Prominent members of the CJN
Brother Adrien Rivard (1890–1969) : Founder and director of the CJN (1931–1947). Brother Marie-Victorin (1885–1944) : President of the SCHN (1925–1940), Founder and Director of the Montreal Botanical Garden (and its Institute) and author of the Laurentian Flora (1935). Marcelle Gauvreau (1907–1968) : Assistant secretary (1933–1936) and Head of secretary (1938–1950) of the CJN. Author of a master's thesis entitled "Les algues marines du Québec" (1939). Sister Marie Jean-Eudes (1897–1978) : Member of the CJN administration (1945–1963) and author of a master's thesis entitled "La flore de Rawdon" (1943). Dollard Sénécal (1912–2002) : Member of the CJN administration (1954–1976). Laure Bouchard : Director and member of the CJN administration (1997–2001, 2004–2009).
- Encourage kids to exercise and eat well
- Teach them to become more observant and to work according to a systematic method
- Encourage kids to get involved in scientific activities
- Help kids develop a sense of teamwork and encourage them to communicate in a group

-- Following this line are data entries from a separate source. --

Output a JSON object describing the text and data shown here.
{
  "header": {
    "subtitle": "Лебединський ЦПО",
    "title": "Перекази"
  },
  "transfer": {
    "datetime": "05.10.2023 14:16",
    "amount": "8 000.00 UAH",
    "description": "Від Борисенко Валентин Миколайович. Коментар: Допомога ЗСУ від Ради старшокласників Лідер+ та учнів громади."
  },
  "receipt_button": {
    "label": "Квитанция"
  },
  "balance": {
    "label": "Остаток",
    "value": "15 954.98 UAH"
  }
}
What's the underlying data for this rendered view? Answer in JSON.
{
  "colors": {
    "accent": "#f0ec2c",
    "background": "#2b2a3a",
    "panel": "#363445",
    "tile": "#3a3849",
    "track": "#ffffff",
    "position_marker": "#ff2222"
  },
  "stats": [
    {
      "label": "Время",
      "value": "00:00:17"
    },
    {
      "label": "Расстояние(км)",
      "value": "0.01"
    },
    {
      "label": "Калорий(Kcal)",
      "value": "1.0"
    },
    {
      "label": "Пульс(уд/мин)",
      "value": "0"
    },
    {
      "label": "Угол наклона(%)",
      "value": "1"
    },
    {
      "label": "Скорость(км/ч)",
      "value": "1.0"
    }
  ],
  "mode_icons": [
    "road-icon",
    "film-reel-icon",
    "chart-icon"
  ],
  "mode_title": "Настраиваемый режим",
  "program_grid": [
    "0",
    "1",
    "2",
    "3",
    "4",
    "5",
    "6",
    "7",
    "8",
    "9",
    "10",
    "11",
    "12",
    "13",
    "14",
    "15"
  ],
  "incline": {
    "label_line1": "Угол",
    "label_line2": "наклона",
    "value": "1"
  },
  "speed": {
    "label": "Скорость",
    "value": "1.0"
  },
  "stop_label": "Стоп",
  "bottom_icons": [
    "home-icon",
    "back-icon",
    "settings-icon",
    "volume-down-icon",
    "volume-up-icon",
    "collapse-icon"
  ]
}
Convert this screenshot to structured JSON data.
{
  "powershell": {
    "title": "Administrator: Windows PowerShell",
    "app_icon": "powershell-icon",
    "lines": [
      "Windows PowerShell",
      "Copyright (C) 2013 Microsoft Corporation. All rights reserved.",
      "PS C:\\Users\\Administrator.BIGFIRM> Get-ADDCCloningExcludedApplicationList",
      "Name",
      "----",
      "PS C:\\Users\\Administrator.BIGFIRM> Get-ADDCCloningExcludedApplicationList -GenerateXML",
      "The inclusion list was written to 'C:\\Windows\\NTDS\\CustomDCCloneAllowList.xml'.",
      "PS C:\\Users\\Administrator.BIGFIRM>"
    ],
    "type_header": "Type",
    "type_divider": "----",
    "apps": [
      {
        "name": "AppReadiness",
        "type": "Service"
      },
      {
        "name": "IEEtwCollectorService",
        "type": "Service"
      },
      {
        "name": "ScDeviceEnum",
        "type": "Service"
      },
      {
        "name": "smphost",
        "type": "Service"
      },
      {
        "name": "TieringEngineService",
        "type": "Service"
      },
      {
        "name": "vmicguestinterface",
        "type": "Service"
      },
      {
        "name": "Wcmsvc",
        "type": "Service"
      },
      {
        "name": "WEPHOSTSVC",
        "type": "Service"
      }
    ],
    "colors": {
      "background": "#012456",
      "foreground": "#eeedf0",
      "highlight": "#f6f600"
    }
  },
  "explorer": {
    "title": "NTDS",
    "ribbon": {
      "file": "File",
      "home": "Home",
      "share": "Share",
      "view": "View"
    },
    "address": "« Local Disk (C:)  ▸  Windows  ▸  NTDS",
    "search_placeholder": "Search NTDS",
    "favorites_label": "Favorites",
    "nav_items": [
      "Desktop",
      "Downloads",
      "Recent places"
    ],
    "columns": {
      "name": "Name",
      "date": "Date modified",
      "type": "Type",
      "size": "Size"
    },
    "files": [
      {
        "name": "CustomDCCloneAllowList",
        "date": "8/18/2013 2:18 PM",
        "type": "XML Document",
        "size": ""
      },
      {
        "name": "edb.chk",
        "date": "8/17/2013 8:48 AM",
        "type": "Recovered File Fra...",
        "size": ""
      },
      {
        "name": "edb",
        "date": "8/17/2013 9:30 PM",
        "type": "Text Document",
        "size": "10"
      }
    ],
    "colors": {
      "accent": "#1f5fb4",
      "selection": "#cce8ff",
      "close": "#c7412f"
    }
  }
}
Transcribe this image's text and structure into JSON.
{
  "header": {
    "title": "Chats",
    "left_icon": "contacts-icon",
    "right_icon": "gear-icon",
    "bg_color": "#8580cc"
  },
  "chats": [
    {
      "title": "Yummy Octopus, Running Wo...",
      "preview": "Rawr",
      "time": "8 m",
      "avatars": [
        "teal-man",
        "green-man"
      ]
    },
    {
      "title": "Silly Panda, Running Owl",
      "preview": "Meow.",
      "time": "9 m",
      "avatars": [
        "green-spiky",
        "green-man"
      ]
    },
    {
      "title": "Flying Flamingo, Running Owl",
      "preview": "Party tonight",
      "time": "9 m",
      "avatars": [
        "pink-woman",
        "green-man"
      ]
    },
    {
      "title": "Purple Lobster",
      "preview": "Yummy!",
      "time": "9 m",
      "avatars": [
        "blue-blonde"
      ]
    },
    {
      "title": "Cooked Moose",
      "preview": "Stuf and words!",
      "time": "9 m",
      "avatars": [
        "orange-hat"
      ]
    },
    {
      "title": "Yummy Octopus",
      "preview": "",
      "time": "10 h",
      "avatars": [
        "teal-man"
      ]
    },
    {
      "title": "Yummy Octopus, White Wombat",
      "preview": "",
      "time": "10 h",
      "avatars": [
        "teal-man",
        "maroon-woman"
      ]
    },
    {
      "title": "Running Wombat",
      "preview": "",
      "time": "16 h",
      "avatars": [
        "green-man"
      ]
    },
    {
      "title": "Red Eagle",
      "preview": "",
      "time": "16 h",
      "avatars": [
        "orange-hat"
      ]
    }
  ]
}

- Encourage kids to get involved in eco-friendly activities and to respect nature
- Supervise, support and train the CJN's volunteers
The many activities and services provided by the CJN include the following:
- Games and educational activities
- Scientific publications, including books
- A national secretary office and library
- Presentations during environmental events
- Activities related to Natural Sciences among schools and community centers
- Pierrick Malissard, "Les Cercles des jeunes Naturalistes: ampleur et nature du mouvement, 1931-1971", Revue d'histoire de l'Amerique francaise, vol 50, no 1 (1996), p. 3-27.
Notes and references
- (Marie-Victorin 1932 Tract n.1).
- Jean-Eudes, Marie, Les cercles des jeunes naturalistes, pages d'histoire, Éditions Sainte Anne, lachine, 1981, 96.
- (Malissard 1996, 25)